• **WHAT NEEDS TO BE DONE**: In the data below, which lines hold the word "amplitude"? Copy them.

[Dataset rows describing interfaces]
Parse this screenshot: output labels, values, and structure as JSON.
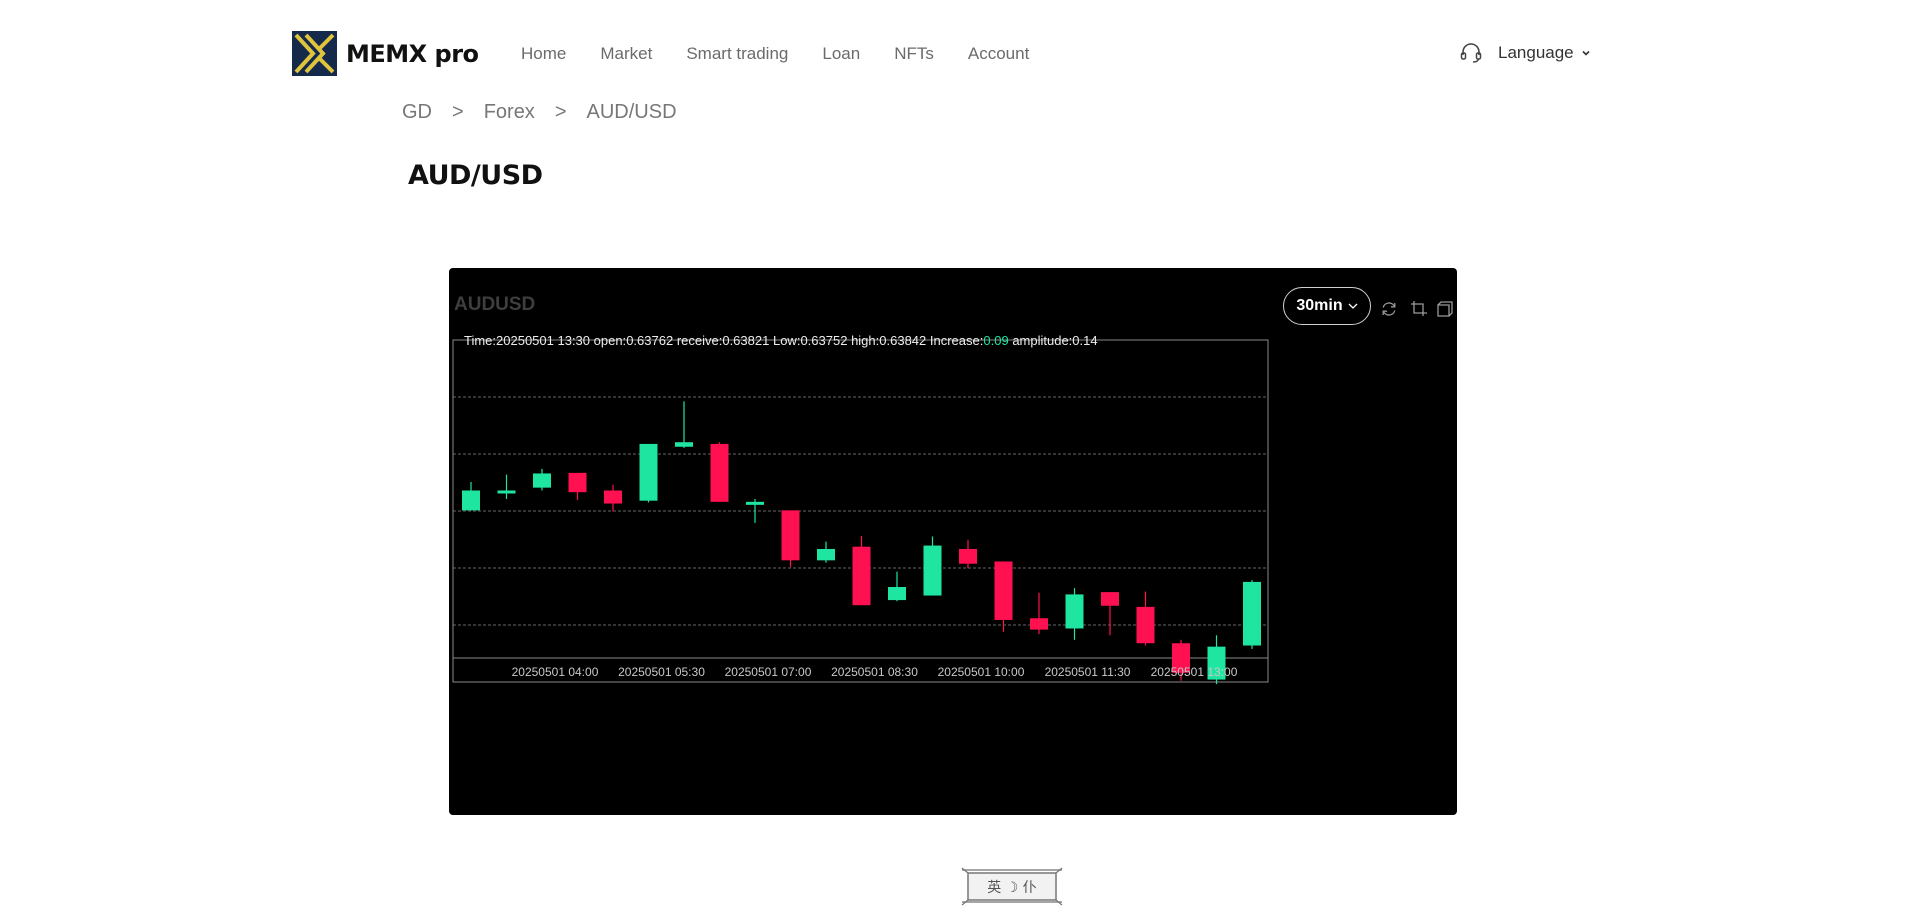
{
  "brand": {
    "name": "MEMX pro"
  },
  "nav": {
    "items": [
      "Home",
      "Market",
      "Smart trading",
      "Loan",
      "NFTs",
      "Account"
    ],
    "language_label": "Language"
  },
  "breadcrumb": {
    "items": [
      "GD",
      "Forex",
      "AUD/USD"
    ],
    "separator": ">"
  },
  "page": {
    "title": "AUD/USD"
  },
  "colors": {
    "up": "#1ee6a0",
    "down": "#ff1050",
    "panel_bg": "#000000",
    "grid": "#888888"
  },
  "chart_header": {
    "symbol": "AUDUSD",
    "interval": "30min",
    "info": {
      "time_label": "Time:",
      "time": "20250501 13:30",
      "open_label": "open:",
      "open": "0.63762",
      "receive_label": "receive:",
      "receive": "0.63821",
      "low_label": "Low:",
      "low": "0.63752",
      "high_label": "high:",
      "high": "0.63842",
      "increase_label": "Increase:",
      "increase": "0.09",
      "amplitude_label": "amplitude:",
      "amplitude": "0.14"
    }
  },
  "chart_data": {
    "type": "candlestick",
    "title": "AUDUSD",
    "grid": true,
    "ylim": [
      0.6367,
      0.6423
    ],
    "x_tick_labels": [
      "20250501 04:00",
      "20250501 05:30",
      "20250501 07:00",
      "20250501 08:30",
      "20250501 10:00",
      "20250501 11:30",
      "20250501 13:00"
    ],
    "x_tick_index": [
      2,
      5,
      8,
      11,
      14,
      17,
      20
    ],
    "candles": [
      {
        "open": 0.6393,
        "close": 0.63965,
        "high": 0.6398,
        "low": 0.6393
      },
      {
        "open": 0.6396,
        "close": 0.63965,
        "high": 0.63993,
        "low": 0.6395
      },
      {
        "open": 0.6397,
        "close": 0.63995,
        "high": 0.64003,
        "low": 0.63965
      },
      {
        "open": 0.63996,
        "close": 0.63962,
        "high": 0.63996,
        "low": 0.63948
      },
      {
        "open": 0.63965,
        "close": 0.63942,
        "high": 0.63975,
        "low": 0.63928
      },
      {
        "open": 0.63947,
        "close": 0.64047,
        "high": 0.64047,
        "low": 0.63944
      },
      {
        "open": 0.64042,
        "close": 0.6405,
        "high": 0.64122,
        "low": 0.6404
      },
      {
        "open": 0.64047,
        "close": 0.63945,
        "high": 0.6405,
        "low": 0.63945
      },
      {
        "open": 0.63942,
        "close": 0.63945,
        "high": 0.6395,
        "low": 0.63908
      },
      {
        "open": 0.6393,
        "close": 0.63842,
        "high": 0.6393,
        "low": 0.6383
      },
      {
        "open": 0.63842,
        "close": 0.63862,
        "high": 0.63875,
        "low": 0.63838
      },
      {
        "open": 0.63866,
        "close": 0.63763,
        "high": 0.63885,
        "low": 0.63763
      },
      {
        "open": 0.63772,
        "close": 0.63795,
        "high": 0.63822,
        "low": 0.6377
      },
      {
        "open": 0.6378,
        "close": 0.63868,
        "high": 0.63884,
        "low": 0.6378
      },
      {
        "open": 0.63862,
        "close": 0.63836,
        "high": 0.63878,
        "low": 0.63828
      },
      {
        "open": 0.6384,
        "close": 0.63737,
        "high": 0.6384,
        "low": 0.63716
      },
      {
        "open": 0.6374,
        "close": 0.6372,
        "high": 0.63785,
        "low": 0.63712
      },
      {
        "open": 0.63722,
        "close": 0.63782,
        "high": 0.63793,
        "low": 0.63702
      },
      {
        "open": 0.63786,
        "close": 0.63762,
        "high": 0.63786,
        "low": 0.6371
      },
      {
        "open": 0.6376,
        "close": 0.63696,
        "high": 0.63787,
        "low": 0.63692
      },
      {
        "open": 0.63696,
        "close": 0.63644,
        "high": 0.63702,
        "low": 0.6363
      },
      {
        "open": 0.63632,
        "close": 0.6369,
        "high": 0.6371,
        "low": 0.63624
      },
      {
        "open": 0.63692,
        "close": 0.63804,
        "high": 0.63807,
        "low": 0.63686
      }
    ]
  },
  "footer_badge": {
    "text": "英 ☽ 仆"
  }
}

• **FINISHED TASK**:
      "amplitude_label": "amplitude:",
      "amplitude": "0.14"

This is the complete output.